Soil biodiversity and why it’s important

Biodiversity and the intricate, almost infinite variations of life on earth are most obvious above ground, however, there is an equally fascinating world of microscopic biodiversity going on in a healthy organic soil.

The list of living organisms in soil is easily more extensive than most people imagine. All of these organisms have their role to play in the soil. From a human point of view we tend to be most interested in the organisms that affect us.

On the plus side, the soil hosts some profoundly positive organisms such as earthworms and nitrogen fixing Rhizobium bacteria.

Rhizobium bacteria forms nodules in the roots of plants in the legume family (think beans, peas, wattles and thousands of other related species), where the bacteria converts nitrogen gas from the air into a form that the plant uses as a nitrogenous fertilizer, while the plant supplies the Rhizobium with sugars produced in the leaves and transported down to the roots.

Earthworms are another incredibly important organism to humans, in that they cultivate and aerate the soil, whilst also converting nutrients locked up in mineral or organic form into chemical forms that are available to plant roots.

On the minus side, soil can harbour human pathogens such as the bacteria that cause Legionnaires disease or tetanus, not to mention the myriad of plant pests and diseases such as root rotting fungi and root knot nematodes that can wipe out plants that we are growing.

There are also countless organisms in the soil that are neutral as far as humans are concerned. They are all doing something in the soil and are part of the complex web of life that exists all over the planet, both above and below ground.
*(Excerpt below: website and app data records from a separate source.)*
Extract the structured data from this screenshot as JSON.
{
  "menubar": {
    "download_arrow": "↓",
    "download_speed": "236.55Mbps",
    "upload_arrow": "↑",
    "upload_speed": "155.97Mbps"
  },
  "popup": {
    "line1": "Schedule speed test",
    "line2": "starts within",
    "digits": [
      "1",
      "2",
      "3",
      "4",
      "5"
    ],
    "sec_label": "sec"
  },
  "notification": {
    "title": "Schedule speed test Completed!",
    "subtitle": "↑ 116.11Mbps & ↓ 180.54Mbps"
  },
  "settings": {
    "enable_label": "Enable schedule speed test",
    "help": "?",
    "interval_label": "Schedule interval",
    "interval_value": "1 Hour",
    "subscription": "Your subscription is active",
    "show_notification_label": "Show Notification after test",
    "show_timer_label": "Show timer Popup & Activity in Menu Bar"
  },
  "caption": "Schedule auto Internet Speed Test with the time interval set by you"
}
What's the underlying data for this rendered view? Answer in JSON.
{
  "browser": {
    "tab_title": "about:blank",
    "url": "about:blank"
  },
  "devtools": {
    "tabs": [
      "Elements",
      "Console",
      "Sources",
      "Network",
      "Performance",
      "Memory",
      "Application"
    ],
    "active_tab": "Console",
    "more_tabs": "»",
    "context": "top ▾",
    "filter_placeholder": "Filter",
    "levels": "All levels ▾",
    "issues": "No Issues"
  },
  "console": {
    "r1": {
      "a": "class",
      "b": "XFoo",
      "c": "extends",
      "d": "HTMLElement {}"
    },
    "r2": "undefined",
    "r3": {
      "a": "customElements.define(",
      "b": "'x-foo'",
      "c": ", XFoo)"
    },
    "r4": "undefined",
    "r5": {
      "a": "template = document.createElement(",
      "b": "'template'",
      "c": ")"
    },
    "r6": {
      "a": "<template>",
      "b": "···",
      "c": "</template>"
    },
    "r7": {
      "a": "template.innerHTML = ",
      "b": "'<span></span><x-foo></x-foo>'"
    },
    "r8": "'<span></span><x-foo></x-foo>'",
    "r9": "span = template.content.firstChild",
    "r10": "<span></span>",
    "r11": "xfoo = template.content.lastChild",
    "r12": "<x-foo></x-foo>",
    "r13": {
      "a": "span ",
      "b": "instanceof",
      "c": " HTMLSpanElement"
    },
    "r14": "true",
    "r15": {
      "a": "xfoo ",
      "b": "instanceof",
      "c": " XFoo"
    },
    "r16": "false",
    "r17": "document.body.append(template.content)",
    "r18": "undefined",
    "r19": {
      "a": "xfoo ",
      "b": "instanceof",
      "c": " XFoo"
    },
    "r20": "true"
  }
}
All of the organisms, good, bad or neutral form a complex and dynamic balance in the soil.

Keeping this balance at a point where the soil is a healthy environment for the plants we want to grow is crucial to a sustainable future for us all.

Encouraging soil biodiversity will go a very long way towards keeping the balance in favour of the plants we want to grow in our gardens and on our farms.

The many and varied organisms in a compost pile is a great snapshot of the sort of biodiversity that we want to encourage in our garden and agricultural soils.

The bacteria, fungi and earthworms in a compost heap will all survive and thrive in our soil if we provide them with their basic needs, namely water, air, nutrients and suitable climatic conditions.

The message in encouraging healthy soil biodiversity is a very simple one, feed them and they will come!

Creating your own compost is one of the very best things you can do to add to your soil to encourage a healthy soil ecosystem that favours the ‘good’ organisms and minimises the ‘bad’ ones.

The composting process, if done well, will add millions upon millions of desirable bacteria and fungi which tend to outcompete the ‘bad’ bugs and displace them from the soil ecosytem.

Worm farms are another wonderful way to create vibrant living compost (especially from kitchen scraps) to add to your soil in either liquid or solid form.

The take home message is to feed your soil with the good organic stuff – mature compost and well rotted manure are two of the best things you can use.

Put an organic mulch on top of that to insulate your soil against extreme temperatures and excessive moisture loss, and you will be amazed at the living soil you create, full of earthworms and beneficial microbes that keep your soil perfectly balanced for plant growth.

For more information or to learn more about Tumbleweed Worm Farming and Composting products, click here.